Now a new report by ResPublica has compiled a list of ways that city councils around the UK can help. The report argues that: “The onus is on cities to create plans that can meet the health and economic challenge within a short time-frame, and identify what they need from national government to do so.”

This is a diplomatic way of saying that current government action on the subject does not go far enough – and that cities must help prod them into gear. That includes poking holes in the government’s proposed plans for new “Clean Air Zones”.

Here are just five of the ways the report suggests letting the light in and the pollution out:

1. Clean up the draft Clean Air Zones framework

Last October, the government set out its draft plans for new Clean Air Zones in the UK’s five most polluted cities, Birmingham, Derby, Leeds, Nottingham and Southampton (excluding London - where other plans are afoot). These zones will charge “polluting” vehicles to enter and can be implemented with varying levels of intensity, with three options that include cars and one that does not.

But the report argues that there is still too much potential for polluters to play dirty with the rules. Car-charging zones must be mandatory for all cities that breach the current EU standards, the report argues (not just the suggested five). Otherwise national operators who own fleets of vehicles could simply relocate outdated buses or taxis to places where they don’t have to pay.  

Different vehicles should fall under the same rules, the report added. Otherwise, taking your car rather than the bus could suddenly seem like the cost-saving option.

2. Vouchers to vouch-safe the project’s success

The government is exploring a scrappage scheme for diesel cars, to help get the worst and oldest polluting vehicles off the road. But as the report points out, blanket scrappage could simply put a whole load of new fossil-fuel cars on the road.

Instead, ResPublica suggests using the revenue from the Clean Air Zone charges, plus hiked vehicle registration fees, to create “Pollution Reduction Vouchers”.

Low-income households with older cars, that would be liable to charging, could then use the vouchers to help secure alternative transport, buy a new and compliant car, or retrofit their existing vehicle with new technology.

3. Extend Vehicle Excise Duty

Vehicle Excise Duty is currently only tiered by how much CO2 pollution a car creates for the first year. After that it becomes a flat rate for all cars under £40,000. The report suggests changing this so that the most polluting vehicles for CO2, NOx and PM2.5 continue to pay higher rates throughout their life span.

For ClientEarth CEO James Thornton, changes to vehicle excise duty are key to moving people onto cleaner modes of transport: “We need a network of clean air zones to keep the most polluting diesel vehicles from the most polluted parts of our towns and cities and incentives such as a targeted scrappage scheme and changes to vehicle excise duty to move people onto cleaner modes of transport.”

4. Repurposed car parks

You would think city bosses would want less cars in the centre of town. But while less cars is good news for oxygen-breathers, it is bad news for city budgets reliant on parking charges. But using car parks to tap into new revenue from property development and joint ventures could help cities reverse this thinking.

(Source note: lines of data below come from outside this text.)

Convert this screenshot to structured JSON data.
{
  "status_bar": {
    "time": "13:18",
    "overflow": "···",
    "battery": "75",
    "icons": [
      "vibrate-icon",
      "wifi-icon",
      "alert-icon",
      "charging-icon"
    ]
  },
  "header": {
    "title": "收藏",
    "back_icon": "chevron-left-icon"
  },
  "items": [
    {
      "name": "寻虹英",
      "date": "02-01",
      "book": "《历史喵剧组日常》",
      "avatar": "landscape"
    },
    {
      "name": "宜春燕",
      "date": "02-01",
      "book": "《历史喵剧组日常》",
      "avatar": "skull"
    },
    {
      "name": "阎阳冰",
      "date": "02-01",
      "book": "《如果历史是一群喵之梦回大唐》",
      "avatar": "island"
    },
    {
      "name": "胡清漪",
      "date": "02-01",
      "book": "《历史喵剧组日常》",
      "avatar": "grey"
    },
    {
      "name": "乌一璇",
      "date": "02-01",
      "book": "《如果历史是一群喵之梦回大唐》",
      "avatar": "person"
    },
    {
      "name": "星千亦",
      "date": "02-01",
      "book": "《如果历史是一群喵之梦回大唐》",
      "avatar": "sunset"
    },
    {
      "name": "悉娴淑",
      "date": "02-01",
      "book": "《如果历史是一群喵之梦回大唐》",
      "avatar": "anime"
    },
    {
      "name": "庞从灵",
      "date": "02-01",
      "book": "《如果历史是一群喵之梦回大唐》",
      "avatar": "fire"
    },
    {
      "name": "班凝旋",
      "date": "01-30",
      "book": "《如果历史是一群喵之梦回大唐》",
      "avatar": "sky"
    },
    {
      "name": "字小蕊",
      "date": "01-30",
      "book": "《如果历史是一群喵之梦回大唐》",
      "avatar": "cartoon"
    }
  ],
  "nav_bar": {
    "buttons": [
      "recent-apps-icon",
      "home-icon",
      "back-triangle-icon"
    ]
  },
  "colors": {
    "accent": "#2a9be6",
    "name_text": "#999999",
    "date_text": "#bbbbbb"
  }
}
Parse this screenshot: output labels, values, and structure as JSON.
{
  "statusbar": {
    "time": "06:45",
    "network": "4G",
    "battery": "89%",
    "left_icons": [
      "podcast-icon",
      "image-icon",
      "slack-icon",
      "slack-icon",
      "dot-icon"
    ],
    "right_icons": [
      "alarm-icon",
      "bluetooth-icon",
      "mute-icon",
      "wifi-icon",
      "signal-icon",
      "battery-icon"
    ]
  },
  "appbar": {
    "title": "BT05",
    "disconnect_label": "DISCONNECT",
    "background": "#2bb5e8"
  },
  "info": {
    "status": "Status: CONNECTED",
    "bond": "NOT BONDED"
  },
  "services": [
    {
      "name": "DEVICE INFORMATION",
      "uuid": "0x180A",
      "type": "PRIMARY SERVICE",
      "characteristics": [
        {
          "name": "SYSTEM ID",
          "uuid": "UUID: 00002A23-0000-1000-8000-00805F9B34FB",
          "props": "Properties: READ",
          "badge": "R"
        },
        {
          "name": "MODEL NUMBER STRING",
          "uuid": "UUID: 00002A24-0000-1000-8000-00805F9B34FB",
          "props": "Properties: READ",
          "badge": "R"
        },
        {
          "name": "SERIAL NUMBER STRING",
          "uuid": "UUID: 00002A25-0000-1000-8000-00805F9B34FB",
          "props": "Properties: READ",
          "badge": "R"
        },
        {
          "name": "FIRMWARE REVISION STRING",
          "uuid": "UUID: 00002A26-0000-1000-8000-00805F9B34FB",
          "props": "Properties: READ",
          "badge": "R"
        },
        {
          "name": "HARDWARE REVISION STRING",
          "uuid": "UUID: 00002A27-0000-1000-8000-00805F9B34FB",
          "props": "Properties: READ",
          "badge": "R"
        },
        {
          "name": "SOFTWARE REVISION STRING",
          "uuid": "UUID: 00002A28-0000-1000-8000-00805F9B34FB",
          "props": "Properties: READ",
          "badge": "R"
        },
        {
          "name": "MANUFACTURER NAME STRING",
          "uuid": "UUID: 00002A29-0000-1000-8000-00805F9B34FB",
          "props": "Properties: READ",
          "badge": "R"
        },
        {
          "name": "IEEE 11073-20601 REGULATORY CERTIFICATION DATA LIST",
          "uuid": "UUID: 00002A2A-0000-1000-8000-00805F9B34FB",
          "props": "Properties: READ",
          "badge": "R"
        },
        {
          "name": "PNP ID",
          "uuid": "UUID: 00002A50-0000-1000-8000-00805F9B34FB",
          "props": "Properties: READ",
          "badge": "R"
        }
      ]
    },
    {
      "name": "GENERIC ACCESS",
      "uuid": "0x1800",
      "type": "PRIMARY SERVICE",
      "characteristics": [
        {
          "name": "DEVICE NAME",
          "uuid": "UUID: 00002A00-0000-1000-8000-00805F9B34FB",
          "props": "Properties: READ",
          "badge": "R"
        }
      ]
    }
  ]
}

5. Prioritise public awareness

Charge zones can be understandably unpopular. In 2008, a referendum in Manchester defeated the idea of congestion charging. So a big effort is needed to raise public awareness of the health crisis our roads have caused. Metro mayors should outline pollution plans in their manifestos, the report suggests. And cities can take advantage of their existing assets. For example in London there are plans to use electronics in the Underground to update travellers on the air pollution levels.

***

Change is already in the air. Southampton has used money from the Local Sustainable Travel Fund to run a successful messaging campaign. And in 2011 Nottingham City Council became the first city to implement a Workplace Parking levy – a scheme which has raised £35.3m to help extend its tram system, upgrade the station and purchase electric buses.

But many more “air necessities” are needed before we can forget about pollution’s worry and its strife.  

 

India Bourke is an environment writer and editorial assistant at the New Statesman.